With the exception of a few species such as the ‘duck-billed platypus’, mammals have fleshy lips at the mouth entrance. In many cases these lips indicate the feeding methods and food preference. An elephant ‘trunk’ can be construed as an elevated and elongated top lip combination with the ‘nose’, the same as found in tapirs and some shrews, where the proboscis is used to guide food into the mouth.
This is ‘stretching’ it a bit - others are more conventional and adapted for a particular function. The lips of the square-lipped rhino (white rhino) are broad and firm for grazing short grass. Similar lips are found on hippo which use only the lips to graze. The bovine animals such as buffalo and cattle have a firm, fleshy, upper lip against which they clamp their (lower) incisors - like a knife blade against your thumb - to cut short grass on which they feed. Long grass they can take into their mouths utilising the pre-molars for cutting.
Most of the antelope have mobile lips that can ‘grab’ food which is pulled into the mouth with the help of a long tongue where it is often cut using the pre-molars. Grass is grazed in the same way as buffalo but much more daintily. Some of the larger antelope like kudu bulls and eland use their horns to break branches to lower the ‘browse’ while sable and roan use their horns to part long, unpalatable grass to reach the tender shoots lower down. Black rhino have a prehensile top lip which can pull leaves and small branches into the mouth.
The skin of the lip is very thick and impervious to thorns. Giraffe have a similar top lip but in their case the inside surface of the top lip especially and bottom lip, are covered in stiff bristles like a toothbrush. This arrangement of bristles allows them to rake their lips along thorny branches removing the leaves without getting pricked. Many of the acacia species on which they browse show markedly bare branch ends where the giraffe have been feeding.
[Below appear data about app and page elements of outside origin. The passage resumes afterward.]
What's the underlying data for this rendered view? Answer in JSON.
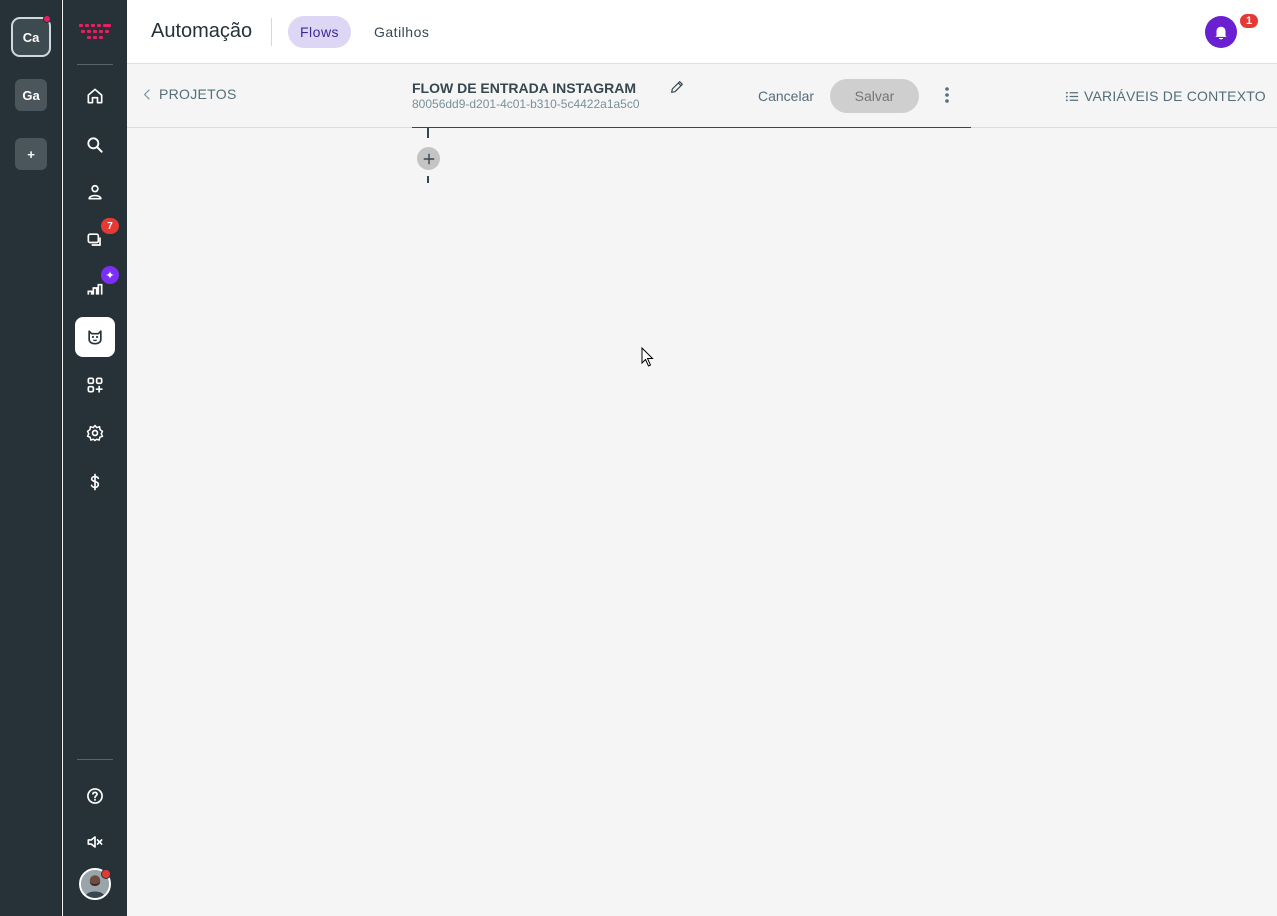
{
  "workspaces": [
    {
      "label": "Ca",
      "active": true,
      "notification": true
    },
    {
      "label": "Ga",
      "active": false
    },
    {
      "label": "+",
      "active": false
    }
  ],
  "nav": {
    "items": [
      {
        "name": "home",
        "icon": "home-icon"
      },
      {
        "name": "search",
        "icon": "search-icon"
      },
      {
        "name": "contacts",
        "icon": "person-icon"
      },
      {
        "name": "conversations",
        "icon": "chat-icon",
        "badge": "7"
      },
      {
        "name": "reports",
        "icon": "chart-icon",
        "badge": "✦"
      },
      {
        "name": "automation",
        "icon": "bot-icon",
        "active": true
      },
      {
        "name": "apps",
        "icon": "apps-icon"
      },
      {
        "name": "settings",
        "icon": "gear-icon"
      },
      {
        "name": "billing",
        "icon": "dollar-icon"
      }
    ],
    "bottom": [
      {
        "name": "help",
        "icon": "help-icon"
      },
      {
        "name": "mute",
        "icon": "mute-icon"
      }
    ]
  },
  "header": {
    "title": "Automação",
    "tabs": [
      {
        "label": "Flows",
        "active": true
      },
      {
        "label": "Gatilhos",
        "active": false
      }
    ],
    "notifications": "1"
  },
  "toolbar": {
    "back_label": "PROJETOS",
    "flow_name": "FLOW DE ENTRADA INSTAGRAM",
    "flow_id": "80056dd9-d201-4c01-b310-5c4422a1a5c0",
    "cancel_label": "Cancelar",
    "save_label": "Salvar",
    "context_vars_label": "VARIÁVEIS DE CONTEXTO"
  },
  "colors": {
    "sidebar": "#263238",
    "accent": "#6a1fd1",
    "tab_active_bg": "#ddd6f5",
    "badge": "#e53935"
  }
}
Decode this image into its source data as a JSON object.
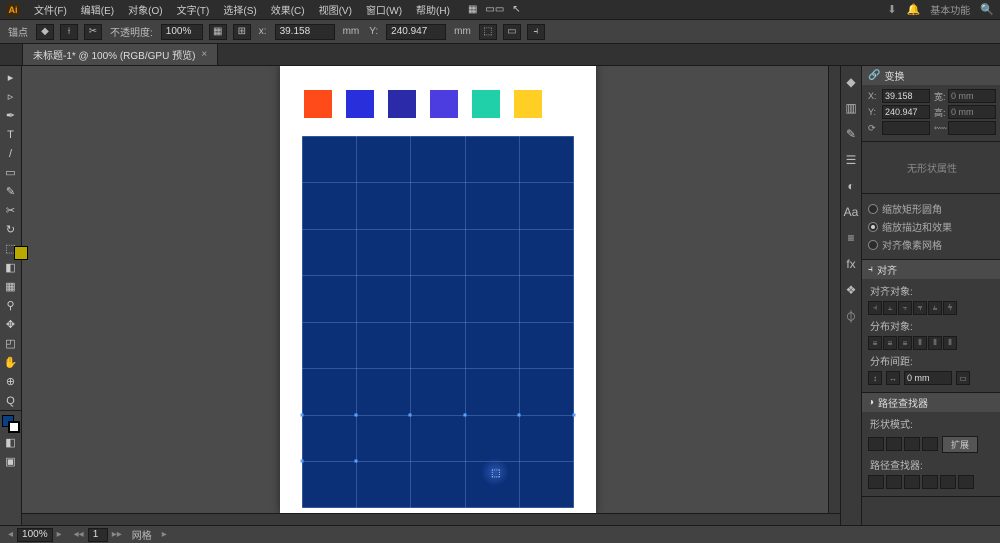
{
  "app": {
    "logo": "Ai"
  },
  "menu": [
    "文件(F)",
    "编辑(E)",
    "对象(O)",
    "文字(T)",
    "选择(S)",
    "效果(C)",
    "视图(V)",
    "窗口(W)",
    "帮助(H)"
  ],
  "titlebar_right": {
    "workspace": "基本功能"
  },
  "controlbar": {
    "anchor_label": "锚点",
    "opacity_label": "不透明度:",
    "opacity_value": "100%",
    "x_label": "x:",
    "x_value": "39.158",
    "y_label": "Y:",
    "y_value": "240.947",
    "unit": "mm"
  },
  "tab": {
    "title": "未标题-1* @ 100% (RGB/GPU 预览)"
  },
  "tools": [
    "▸",
    "▹",
    "✒",
    "T",
    "/",
    "▭",
    "✎",
    "✂",
    "↻",
    "⬚",
    "◧",
    "▦",
    "⚲",
    "✥",
    "◰",
    "✋",
    "⊕",
    "Q"
  ],
  "dock_icons": [
    "◆",
    "▥",
    "✎",
    "☰",
    "◐",
    "Aa",
    "≡",
    "fx",
    "❖",
    "⏀"
  ],
  "panels": {
    "transform": {
      "title": "变换",
      "x_label": "X:",
      "x_value": "39.158",
      "y_label": "Y:",
      "y_value": "240.947",
      "w_label": "宽:",
      "w_value": "0 mm",
      "h_label": "高:",
      "h_value": "0 mm"
    },
    "no_shape": "无形状属性",
    "radios": {
      "r1": "缩放矩形圆角",
      "r2": "缩放描边和效果",
      "r3": "对齐像素网格"
    },
    "align": {
      "title": "对齐",
      "row1_label": "对齐对象:",
      "row2_label": "分布对象:",
      "row3_label": "分布间距:",
      "spacing_value": "0 mm"
    },
    "pathfinder": {
      "title": "路径查找器",
      "mode_label": "形状模式:",
      "expand": "扩展",
      "pf_label": "路径查找器:"
    }
  },
  "artboard": {
    "swatches": [
      "#ff4a1a",
      "#2a2fdc",
      "#2b2aa9",
      "#4b3de0",
      "#1fd0a8",
      "#ffcf26"
    ]
  },
  "statusbar": {
    "zoom": "100%",
    "nav": "网格"
  }
}
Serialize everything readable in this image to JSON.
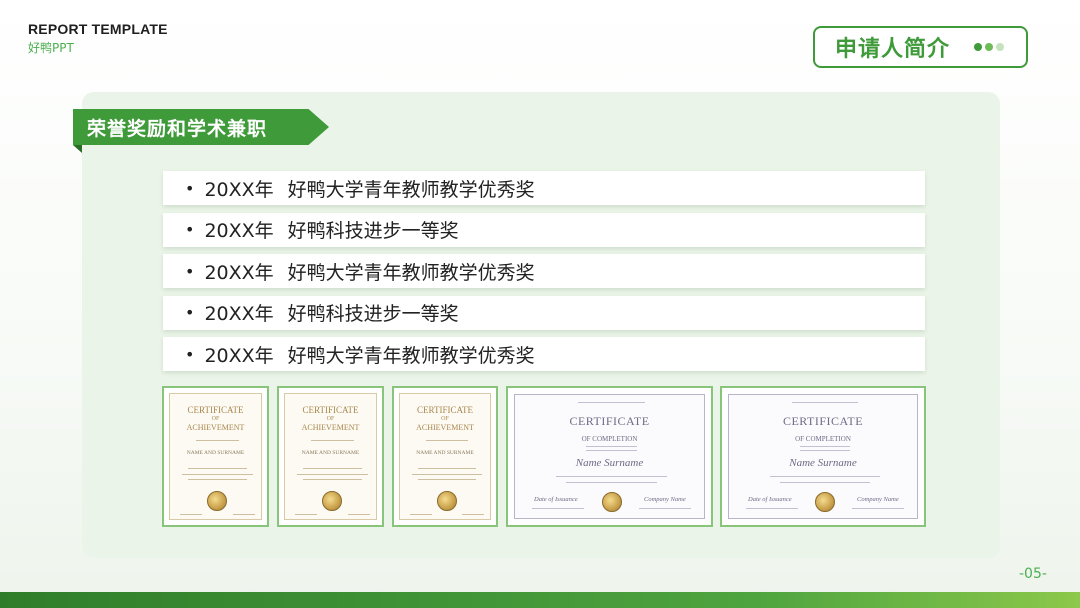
{
  "header": {
    "report_title": "REPORT TEMPLATE",
    "brand": "好鸭PPT",
    "badge_label": "申请人简介"
  },
  "section": {
    "title": "荣誉奖励和学术兼职"
  },
  "awards": [
    {
      "bullet": "•",
      "year": "20XX年",
      "name": "好鸭大学青年教师教学优秀奖"
    },
    {
      "bullet": "•",
      "year": "20XX年",
      "name": "好鸭科技进步一等奖"
    },
    {
      "bullet": "•",
      "year": "20XX年",
      "name": "好鸭大学青年教师教学优秀奖"
    },
    {
      "bullet": "•",
      "year": "20XX年",
      "name": "好鸭科技进步一等奖"
    },
    {
      "bullet": "•",
      "year": "20XX年",
      "name": "好鸭大学青年教师教学优秀奖"
    }
  ],
  "certificates": {
    "achievement": {
      "line1": "CERTIFICATE",
      "line2": "OF",
      "line3": "ACHIEVEMENT",
      "name": "NAME AND SURNAME"
    },
    "completion": {
      "title": "CERTIFICATE",
      "subtitle": "OF COMPLETION",
      "name": "Name Surname",
      "date_label": "Date of Issuance",
      "company_label": "Company Name"
    }
  },
  "footer": {
    "page_number": "-05-"
  },
  "colors": {
    "accent": "#3f9a3a",
    "panel": "#eaf4e8",
    "gold": "#a8874b",
    "purple": "#6f6a86"
  }
}
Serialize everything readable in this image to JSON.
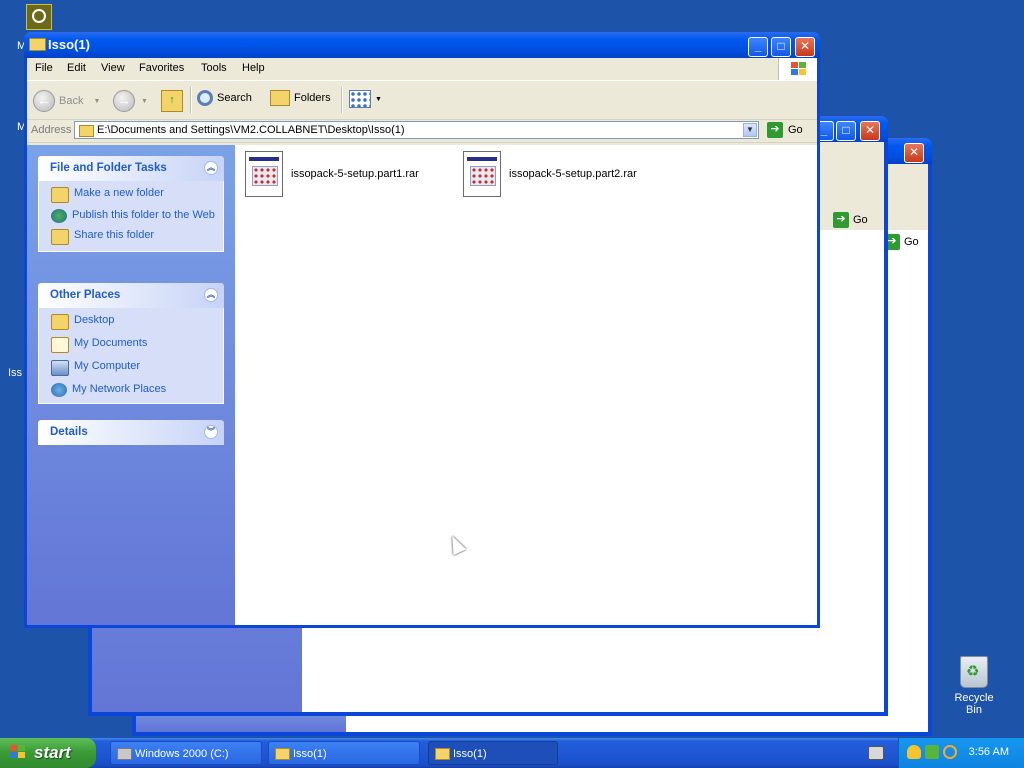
{
  "desktop": {
    "fragments": [
      "M",
      "M",
      "Iss"
    ],
    "recycle_bin_label": "Recycle Bin"
  },
  "background_windows": {
    "go_label": "Go"
  },
  "window": {
    "title": "Isso(1)",
    "menu": [
      "File",
      "Edit",
      "View",
      "Favorites",
      "Tools",
      "Help"
    ],
    "toolbar": {
      "back": "Back",
      "search": "Search",
      "folders": "Folders"
    },
    "address": {
      "label": "Address",
      "value": "E:\\Documents and Settings\\VM2.COLLABNET\\Desktop\\Isso(1)",
      "go": "Go"
    },
    "task_pane": {
      "file_tasks": {
        "title": "File and Folder Tasks",
        "items": [
          "Make a new folder",
          "Publish this folder to the Web",
          "Share this folder"
        ]
      },
      "other_places": {
        "title": "Other Places",
        "items": [
          "Desktop",
          "My Documents",
          "My Computer",
          "My Network Places"
        ]
      },
      "details": {
        "title": "Details"
      }
    },
    "files": [
      {
        "name": "issopack-5-setup.part1.rar"
      },
      {
        "name": "issopack-5-setup.part2.rar"
      }
    ]
  },
  "taskbar": {
    "start": "start",
    "tasks": [
      "Windows 2000 (C:)",
      "Isso(1)",
      "Isso(1)"
    ],
    "clock": "3:56 AM"
  },
  "colors": {
    "desktop": "#1d53a8",
    "titlebar": "#0058ee",
    "link": "#215dc6"
  }
}
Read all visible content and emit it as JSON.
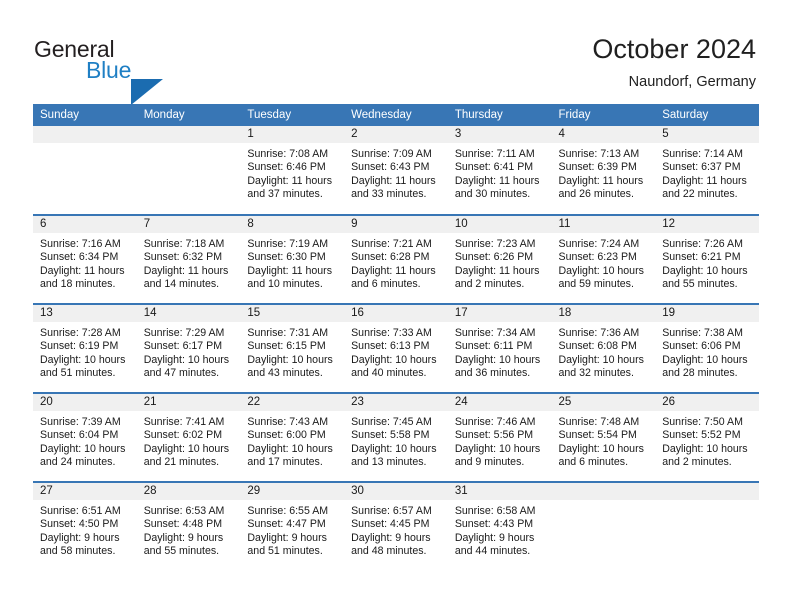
{
  "brand": {
    "name_part1": "General",
    "name_part2": "Blue",
    "triangle_color": "#1b6cb0",
    "accent_color": "#1f7fc4"
  },
  "header": {
    "title": "October 2024",
    "subtitle": "Naundorf, Germany"
  },
  "theme": {
    "header_bar_color": "#3876b5",
    "daynum_band_color": "#f0f0f0",
    "row_divider_color": "#3876b5",
    "text_color": "#1a1a1a"
  },
  "weekdays": [
    "Sunday",
    "Monday",
    "Tuesday",
    "Wednesday",
    "Thursday",
    "Friday",
    "Saturday"
  ],
  "labels": {
    "sunrise_prefix": "Sunrise: ",
    "sunset_prefix": "Sunset: ",
    "daylight_prefix": "Daylight: "
  },
  "weeks": [
    [
      {
        "day": "",
        "sunrise": "",
        "sunset": "",
        "daylight": "",
        "empty": true
      },
      {
        "day": "",
        "sunrise": "",
        "sunset": "",
        "daylight": "",
        "empty": true
      },
      {
        "day": "1",
        "sunrise": "Sunrise: 7:08 AM",
        "sunset": "Sunset: 6:46 PM",
        "daylight": "Daylight: 11 hours and 37 minutes.",
        "empty": false
      },
      {
        "day": "2",
        "sunrise": "Sunrise: 7:09 AM",
        "sunset": "Sunset: 6:43 PM",
        "daylight": "Daylight: 11 hours and 33 minutes.",
        "empty": false
      },
      {
        "day": "3",
        "sunrise": "Sunrise: 7:11 AM",
        "sunset": "Sunset: 6:41 PM",
        "daylight": "Daylight: 11 hours and 30 minutes.",
        "empty": false
      },
      {
        "day": "4",
        "sunrise": "Sunrise: 7:13 AM",
        "sunset": "Sunset: 6:39 PM",
        "daylight": "Daylight: 11 hours and 26 minutes.",
        "empty": false
      },
      {
        "day": "5",
        "sunrise": "Sunrise: 7:14 AM",
        "sunset": "Sunset: 6:37 PM",
        "daylight": "Daylight: 11 hours and 22 minutes.",
        "empty": false
      }
    ],
    [
      {
        "day": "6",
        "sunrise": "Sunrise: 7:16 AM",
        "sunset": "Sunset: 6:34 PM",
        "daylight": "Daylight: 11 hours and 18 minutes.",
        "empty": false
      },
      {
        "day": "7",
        "sunrise": "Sunrise: 7:18 AM",
        "sunset": "Sunset: 6:32 PM",
        "daylight": "Daylight: 11 hours and 14 minutes.",
        "empty": false
      },
      {
        "day": "8",
        "sunrise": "Sunrise: 7:19 AM",
        "sunset": "Sunset: 6:30 PM",
        "daylight": "Daylight: 11 hours and 10 minutes.",
        "empty": false
      },
      {
        "day": "9",
        "sunrise": "Sunrise: 7:21 AM",
        "sunset": "Sunset: 6:28 PM",
        "daylight": "Daylight: 11 hours and 6 minutes.",
        "empty": false
      },
      {
        "day": "10",
        "sunrise": "Sunrise: 7:23 AM",
        "sunset": "Sunset: 6:26 PM",
        "daylight": "Daylight: 11 hours and 2 minutes.",
        "empty": false
      },
      {
        "day": "11",
        "sunrise": "Sunrise: 7:24 AM",
        "sunset": "Sunset: 6:23 PM",
        "daylight": "Daylight: 10 hours and 59 minutes.",
        "empty": false
      },
      {
        "day": "12",
        "sunrise": "Sunrise: 7:26 AM",
        "sunset": "Sunset: 6:21 PM",
        "daylight": "Daylight: 10 hours and 55 minutes.",
        "empty": false
      }
    ],
    [
      {
        "day": "13",
        "sunrise": "Sunrise: 7:28 AM",
        "sunset": "Sunset: 6:19 PM",
        "daylight": "Daylight: 10 hours and 51 minutes.",
        "empty": false
      },
      {
        "day": "14",
        "sunrise": "Sunrise: 7:29 AM",
        "sunset": "Sunset: 6:17 PM",
        "daylight": "Daylight: 10 hours and 47 minutes.",
        "empty": false
      },
      {
        "day": "15",
        "sunrise": "Sunrise: 7:31 AM",
        "sunset": "Sunset: 6:15 PM",
        "daylight": "Daylight: 10 hours and 43 minutes.",
        "empty": false
      },
      {
        "day": "16",
        "sunrise": "Sunrise: 7:33 AM",
        "sunset": "Sunset: 6:13 PM",
        "daylight": "Daylight: 10 hours and 40 minutes.",
        "empty": false
      },
      {
        "day": "17",
        "sunrise": "Sunrise: 7:34 AM",
        "sunset": "Sunset: 6:11 PM",
        "daylight": "Daylight: 10 hours and 36 minutes.",
        "empty": false
      },
      {
        "day": "18",
        "sunrise": "Sunrise: 7:36 AM",
        "sunset": "Sunset: 6:08 PM",
        "daylight": "Daylight: 10 hours and 32 minutes.",
        "empty": false
      },
      {
        "day": "19",
        "sunrise": "Sunrise: 7:38 AM",
        "sunset": "Sunset: 6:06 PM",
        "daylight": "Daylight: 10 hours and 28 minutes.",
        "empty": false
      }
    ],
    [
      {
        "day": "20",
        "sunrise": "Sunrise: 7:39 AM",
        "sunset": "Sunset: 6:04 PM",
        "daylight": "Daylight: 10 hours and 24 minutes.",
        "empty": false
      },
      {
        "day": "21",
        "sunrise": "Sunrise: 7:41 AM",
        "sunset": "Sunset: 6:02 PM",
        "daylight": "Daylight: 10 hours and 21 minutes.",
        "empty": false
      },
      {
        "day": "22",
        "sunrise": "Sunrise: 7:43 AM",
        "sunset": "Sunset: 6:00 PM",
        "daylight": "Daylight: 10 hours and 17 minutes.",
        "empty": false
      },
      {
        "day": "23",
        "sunrise": "Sunrise: 7:45 AM",
        "sunset": "Sunset: 5:58 PM",
        "daylight": "Daylight: 10 hours and 13 minutes.",
        "empty": false
      },
      {
        "day": "24",
        "sunrise": "Sunrise: 7:46 AM",
        "sunset": "Sunset: 5:56 PM",
        "daylight": "Daylight: 10 hours and 9 minutes.",
        "empty": false
      },
      {
        "day": "25",
        "sunrise": "Sunrise: 7:48 AM",
        "sunset": "Sunset: 5:54 PM",
        "daylight": "Daylight: 10 hours and 6 minutes.",
        "empty": false
      },
      {
        "day": "26",
        "sunrise": "Sunrise: 7:50 AM",
        "sunset": "Sunset: 5:52 PM",
        "daylight": "Daylight: 10 hours and 2 minutes.",
        "empty": false
      }
    ],
    [
      {
        "day": "27",
        "sunrise": "Sunrise: 6:51 AM",
        "sunset": "Sunset: 4:50 PM",
        "daylight": "Daylight: 9 hours and 58 minutes.",
        "empty": false
      },
      {
        "day": "28",
        "sunrise": "Sunrise: 6:53 AM",
        "sunset": "Sunset: 4:48 PM",
        "daylight": "Daylight: 9 hours and 55 minutes.",
        "empty": false
      },
      {
        "day": "29",
        "sunrise": "Sunrise: 6:55 AM",
        "sunset": "Sunset: 4:47 PM",
        "daylight": "Daylight: 9 hours and 51 minutes.",
        "empty": false
      },
      {
        "day": "30",
        "sunrise": "Sunrise: 6:57 AM",
        "sunset": "Sunset: 4:45 PM",
        "daylight": "Daylight: 9 hours and 48 minutes.",
        "empty": false
      },
      {
        "day": "31",
        "sunrise": "Sunrise: 6:58 AM",
        "sunset": "Sunset: 4:43 PM",
        "daylight": "Daylight: 9 hours and 44 minutes.",
        "empty": false
      },
      {
        "day": "",
        "sunrise": "",
        "sunset": "",
        "daylight": "",
        "empty": true
      },
      {
        "day": "",
        "sunrise": "",
        "sunset": "",
        "daylight": "",
        "empty": true
      }
    ]
  ]
}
The only way in which the acacias can protect themselves is to grow longer thorns on the branch ends - something that Acacia nilotica does particularly well, with long, backward facing thorns which penetrate the bristles on the Giraffe lips as a deterrent. The giraffe also utilises its very long tongue to reach and pull food into the mouth where it is cut by the pre-molars. Warthog and bushpig dig with their snouts and although they have short lips, use their front teeth for grazing, as do the equine animals like zebra, donkeys and horses.
Other species use their tongues and teeth to access food but that will be dealt with in a future article. Carnivores do not usually use their lips in feeding but use them extensively in warning and threat behaviour. Lips are certainly an indicator of function and expression. At certain times flared to pick up female hormones - occasionally ’quivering’ in suspense - drawn back to display the teeth as a warning when necessary and sometimes even giving what could be construed as a ‘smile’. Very similar to human beings acctually - but lacking the colourful lipstick - which is also an indicator of the ‘species’!